Thu. May 24, 2018 3:30 PM - 5:00 PM A01 (Tokyo Bay Makuhari Hall)

convener:Akira Yamaguchi(National Institute of Polar Research), Wataru Fujiya(Ibaraki University, College of Science), Yoko Kebukawa(横浜国立大学 大学院工学研究院, 共同), Masahiro KAYAMA(Department of Earth and Planetary Material Sciences, Faculty of Science, Tohoku University), Chairperson:Yamaguchi Akira

4:45 PM - 5:00 PM

[PPS06-24] Mineralogy and classification of Nagara iron meteorite

*Takashi Mikouchi1, Akira Yamaguchi2, Naoki Shirai3, Mutsumi Komatsu4, Shinichi Kawakami5 (1.Department of Earth and Planetary Science, Graduate School of Science, University of Tokyo, 2.Antarctic Meteorite Research Center, National Institute of Polar Research, 3.Department of Chemistry, Tokyo Metropolitan University, 4.The Center for the Promotion of Integrated Sciences, The Graduate University for Advanced Studies (SOKENDAI), 5.Faculty of Education, Gifu Shotoku Gakuen University)

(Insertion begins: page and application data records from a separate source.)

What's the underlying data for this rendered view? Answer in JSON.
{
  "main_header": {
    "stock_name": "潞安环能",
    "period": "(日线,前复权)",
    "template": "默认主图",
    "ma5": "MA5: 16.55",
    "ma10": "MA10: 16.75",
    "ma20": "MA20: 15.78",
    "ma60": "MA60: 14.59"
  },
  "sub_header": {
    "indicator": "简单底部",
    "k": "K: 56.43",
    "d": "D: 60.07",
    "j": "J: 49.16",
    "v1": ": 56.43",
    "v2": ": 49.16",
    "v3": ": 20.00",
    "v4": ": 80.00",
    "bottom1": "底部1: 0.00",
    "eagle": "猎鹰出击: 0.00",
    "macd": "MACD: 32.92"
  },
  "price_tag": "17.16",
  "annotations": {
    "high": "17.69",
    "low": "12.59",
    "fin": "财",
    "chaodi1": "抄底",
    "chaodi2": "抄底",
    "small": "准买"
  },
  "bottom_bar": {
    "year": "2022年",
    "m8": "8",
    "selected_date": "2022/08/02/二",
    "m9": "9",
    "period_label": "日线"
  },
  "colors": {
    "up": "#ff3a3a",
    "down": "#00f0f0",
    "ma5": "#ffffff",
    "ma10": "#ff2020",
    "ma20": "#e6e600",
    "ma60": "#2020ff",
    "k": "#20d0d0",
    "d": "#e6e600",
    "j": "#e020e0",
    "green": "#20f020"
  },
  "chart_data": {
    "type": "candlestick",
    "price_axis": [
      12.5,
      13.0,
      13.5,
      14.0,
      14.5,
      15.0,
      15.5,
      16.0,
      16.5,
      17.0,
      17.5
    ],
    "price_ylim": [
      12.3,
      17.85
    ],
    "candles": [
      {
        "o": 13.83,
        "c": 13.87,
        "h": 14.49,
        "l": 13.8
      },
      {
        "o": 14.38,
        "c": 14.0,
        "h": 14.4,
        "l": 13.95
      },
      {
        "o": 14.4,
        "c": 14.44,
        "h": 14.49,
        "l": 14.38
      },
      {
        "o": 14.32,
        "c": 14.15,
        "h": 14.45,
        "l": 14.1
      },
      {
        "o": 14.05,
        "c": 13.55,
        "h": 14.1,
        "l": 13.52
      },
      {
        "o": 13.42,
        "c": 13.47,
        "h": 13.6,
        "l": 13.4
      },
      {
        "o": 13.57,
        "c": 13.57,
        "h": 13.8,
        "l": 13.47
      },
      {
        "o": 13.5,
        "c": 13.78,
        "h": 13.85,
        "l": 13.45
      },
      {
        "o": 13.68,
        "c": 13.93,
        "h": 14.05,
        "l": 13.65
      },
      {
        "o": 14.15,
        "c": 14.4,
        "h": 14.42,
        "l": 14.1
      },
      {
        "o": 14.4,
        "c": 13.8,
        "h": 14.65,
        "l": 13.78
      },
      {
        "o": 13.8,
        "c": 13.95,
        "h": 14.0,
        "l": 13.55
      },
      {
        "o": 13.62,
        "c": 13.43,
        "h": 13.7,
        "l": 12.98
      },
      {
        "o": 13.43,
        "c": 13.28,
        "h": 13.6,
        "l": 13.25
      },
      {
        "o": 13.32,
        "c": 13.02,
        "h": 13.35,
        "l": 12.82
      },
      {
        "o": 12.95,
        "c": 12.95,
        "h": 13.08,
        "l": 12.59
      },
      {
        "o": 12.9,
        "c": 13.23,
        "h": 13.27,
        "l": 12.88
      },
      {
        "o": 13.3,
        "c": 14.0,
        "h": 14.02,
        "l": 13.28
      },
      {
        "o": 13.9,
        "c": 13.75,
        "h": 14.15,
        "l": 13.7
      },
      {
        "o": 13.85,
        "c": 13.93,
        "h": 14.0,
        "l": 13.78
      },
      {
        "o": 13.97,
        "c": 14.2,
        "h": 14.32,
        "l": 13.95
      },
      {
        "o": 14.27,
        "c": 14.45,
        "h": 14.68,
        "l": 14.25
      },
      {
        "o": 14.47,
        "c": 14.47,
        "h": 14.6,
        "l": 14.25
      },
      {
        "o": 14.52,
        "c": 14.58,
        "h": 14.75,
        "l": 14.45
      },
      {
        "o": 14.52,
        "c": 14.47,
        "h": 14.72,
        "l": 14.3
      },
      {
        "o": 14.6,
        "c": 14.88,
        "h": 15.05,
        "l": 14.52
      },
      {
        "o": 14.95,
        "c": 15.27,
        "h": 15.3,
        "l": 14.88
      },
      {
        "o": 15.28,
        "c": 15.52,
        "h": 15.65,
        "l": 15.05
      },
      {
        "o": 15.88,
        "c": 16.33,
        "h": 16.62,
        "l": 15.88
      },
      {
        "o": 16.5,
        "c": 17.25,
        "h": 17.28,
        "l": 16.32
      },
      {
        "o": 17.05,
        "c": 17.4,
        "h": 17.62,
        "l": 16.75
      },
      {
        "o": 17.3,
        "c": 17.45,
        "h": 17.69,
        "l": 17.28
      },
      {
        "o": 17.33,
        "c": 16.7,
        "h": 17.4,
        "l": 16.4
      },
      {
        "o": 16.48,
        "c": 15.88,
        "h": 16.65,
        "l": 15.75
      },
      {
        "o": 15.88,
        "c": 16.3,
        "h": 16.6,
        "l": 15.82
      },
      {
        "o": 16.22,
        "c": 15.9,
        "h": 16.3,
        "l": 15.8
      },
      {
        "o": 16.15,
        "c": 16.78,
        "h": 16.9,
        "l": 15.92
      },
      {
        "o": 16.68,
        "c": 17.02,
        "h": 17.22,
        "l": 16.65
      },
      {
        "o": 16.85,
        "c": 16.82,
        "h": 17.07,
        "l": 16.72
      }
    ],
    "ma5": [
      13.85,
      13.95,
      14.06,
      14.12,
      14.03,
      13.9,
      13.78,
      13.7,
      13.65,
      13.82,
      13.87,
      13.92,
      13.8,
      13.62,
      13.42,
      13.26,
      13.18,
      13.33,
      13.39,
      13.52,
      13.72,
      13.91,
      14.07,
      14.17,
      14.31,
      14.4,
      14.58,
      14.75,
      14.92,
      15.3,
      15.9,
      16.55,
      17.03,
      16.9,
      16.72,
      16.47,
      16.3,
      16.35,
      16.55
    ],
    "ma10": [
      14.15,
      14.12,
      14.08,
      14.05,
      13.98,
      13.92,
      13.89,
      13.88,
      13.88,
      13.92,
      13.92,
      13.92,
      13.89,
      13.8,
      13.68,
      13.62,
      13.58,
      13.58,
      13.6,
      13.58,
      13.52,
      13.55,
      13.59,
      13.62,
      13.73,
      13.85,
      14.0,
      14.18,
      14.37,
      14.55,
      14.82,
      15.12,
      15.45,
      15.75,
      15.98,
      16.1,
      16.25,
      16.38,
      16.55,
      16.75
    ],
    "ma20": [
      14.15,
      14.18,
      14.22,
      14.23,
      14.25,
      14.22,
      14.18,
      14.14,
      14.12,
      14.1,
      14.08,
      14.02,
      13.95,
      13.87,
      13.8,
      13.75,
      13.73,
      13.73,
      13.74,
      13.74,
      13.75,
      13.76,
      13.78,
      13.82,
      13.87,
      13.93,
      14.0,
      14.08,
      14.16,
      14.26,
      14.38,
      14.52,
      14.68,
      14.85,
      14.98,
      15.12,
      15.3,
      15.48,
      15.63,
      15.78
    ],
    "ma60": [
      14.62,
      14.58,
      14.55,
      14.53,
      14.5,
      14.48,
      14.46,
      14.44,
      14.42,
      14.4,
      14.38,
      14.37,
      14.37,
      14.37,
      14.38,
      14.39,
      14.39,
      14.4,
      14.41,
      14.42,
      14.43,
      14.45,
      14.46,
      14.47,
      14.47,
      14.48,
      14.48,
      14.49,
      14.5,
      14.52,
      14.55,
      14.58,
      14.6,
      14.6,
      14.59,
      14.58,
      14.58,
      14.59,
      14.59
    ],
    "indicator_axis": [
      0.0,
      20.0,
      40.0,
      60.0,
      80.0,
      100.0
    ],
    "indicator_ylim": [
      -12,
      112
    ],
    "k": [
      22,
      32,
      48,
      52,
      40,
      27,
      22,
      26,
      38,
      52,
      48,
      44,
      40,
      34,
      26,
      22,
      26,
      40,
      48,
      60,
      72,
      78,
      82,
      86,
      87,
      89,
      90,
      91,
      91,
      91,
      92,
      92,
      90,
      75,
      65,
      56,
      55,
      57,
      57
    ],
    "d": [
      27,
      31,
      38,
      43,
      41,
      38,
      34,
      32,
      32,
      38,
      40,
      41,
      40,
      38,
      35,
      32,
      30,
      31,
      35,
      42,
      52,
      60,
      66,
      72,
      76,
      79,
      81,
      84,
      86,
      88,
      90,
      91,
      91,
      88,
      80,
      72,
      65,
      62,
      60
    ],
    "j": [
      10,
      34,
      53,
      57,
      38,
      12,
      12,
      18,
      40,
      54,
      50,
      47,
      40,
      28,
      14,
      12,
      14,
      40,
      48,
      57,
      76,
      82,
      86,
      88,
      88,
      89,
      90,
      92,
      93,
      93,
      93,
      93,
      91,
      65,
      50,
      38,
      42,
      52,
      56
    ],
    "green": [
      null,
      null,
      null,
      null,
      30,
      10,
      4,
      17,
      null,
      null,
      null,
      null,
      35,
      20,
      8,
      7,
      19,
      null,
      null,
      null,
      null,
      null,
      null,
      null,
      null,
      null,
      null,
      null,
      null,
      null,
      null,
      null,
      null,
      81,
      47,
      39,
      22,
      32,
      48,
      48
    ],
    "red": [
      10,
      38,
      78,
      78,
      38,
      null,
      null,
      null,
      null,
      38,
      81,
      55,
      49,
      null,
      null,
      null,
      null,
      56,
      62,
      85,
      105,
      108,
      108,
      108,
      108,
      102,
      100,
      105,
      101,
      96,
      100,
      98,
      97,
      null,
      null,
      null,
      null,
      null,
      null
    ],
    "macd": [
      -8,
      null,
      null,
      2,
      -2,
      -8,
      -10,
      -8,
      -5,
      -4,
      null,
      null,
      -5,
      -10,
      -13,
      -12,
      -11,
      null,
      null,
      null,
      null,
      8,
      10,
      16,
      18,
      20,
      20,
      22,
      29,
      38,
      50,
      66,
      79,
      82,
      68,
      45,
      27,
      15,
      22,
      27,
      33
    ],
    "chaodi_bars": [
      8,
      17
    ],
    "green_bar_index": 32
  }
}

Keywords:Iron meteorite, kamacite, hexahedrite

Introduction: Iron meteorites are divided into two types: “magmatic” irons derived from metallic cores of protoplanets and “non-magmatic” irons formed by low-temperature small-scale partial melting of planetesimals related to primitive achondrites, and they provide important information about the material evolution from planetesimals to protoplanets. So far there were 50 meteorites found in Japan, including 8 iron meteorites. In February 2018, a new iron meteorite “Nagara” was approved by The Meteoritical Society and in this abstract we report its chemical compositions and corresponding chemical grouping.

Sample and methods: Nagara is a ca. 6.5 kg iron meteorite found at a chestnut yard in Gifu-City, Gifu Prefecture in 2012. The sample was brought at Gifu Shotoku Gakuen University in 2017 and then sent to University of Tokyo for chemical analysis. A chip weighing 55.8 g was cut from the main mass at NIPR and 2 polished sections (~3 cm apart with different cutting angles) were prepared. Major and minor element compositions of constituent minerals were analyzed using electron microprobe (EPMA) at University of Tokyo and trace element abundances were determined by Laser Ablation Inductively Coupled Plasma Mass Spectrometry (LA-ICP-MS) at NIPR using Hoba and North Chile iron meteorites as standards.

Results and discussion: Optical microscopy of two polished sections (~1.5 x 1 cm) did not reveal any particular textures except for the weathered fractures (~0.5 mm wide). Elemental mapping by EPMA showed that the section was >95% composed of kamacite with accessory schreibersite at the weathered fractures. Taenite is rarely present as irregularly-shaped blebs (~0.01 mm wide and 0.1 mm long). The kamacite composition obtained by EPMA gave Ni=5.0-6.5 wt% and Co=0.35-0.55 wt%, showing minor chemical zoning. Schreibersite was Fe=45-53 wt% and Ni=30-38 wt%, and taenite was Fe=60-61 wt% and Ni=37-38 wt%. The LA-ICP-MS analysis using 3 lines on the section gave average Ni=6.1 wt% and Co=0.48 wt%, well matching with the EPMA result. Trace element abundances were Ir=4.2, Ga=91.9, Ge=397, Re=0.33, Os=0.33, Cu=117, Ru=7.5, Pd=3.2, Pt=8.1, Au=1.6 (all in μg/g).

Iron meteorite classification is mainly based upon the abundance of Ni, Ir and Ge. The abundance of these elements in Nagara shows that it is a IAB iron with low Ni and high Ge abundances. IAB iron meteorites are usually octahedrite, but neither sections show Widmanstatten patterns. Both sections are nearly composed of kamacite, suggesting that it is a hexahedrite. This is consistent with low Ni abundance and similar low-Ni IAB iron meteorites are Duel Hill (1873), Soledade and Yardea.

IAB iron meteorite is related to winonaite and often bears silicate inclusions. However, we did not find any obvious silicate inclusions in the sections studied.

There is a possibility that Nagara shows coarse Widmanstatten patterns beyond scales of our 1 cm sections and silicate inclusions may be located at different places. In order to clarify mineralogy on larger scales, it is necessary to study different portions of the main mass.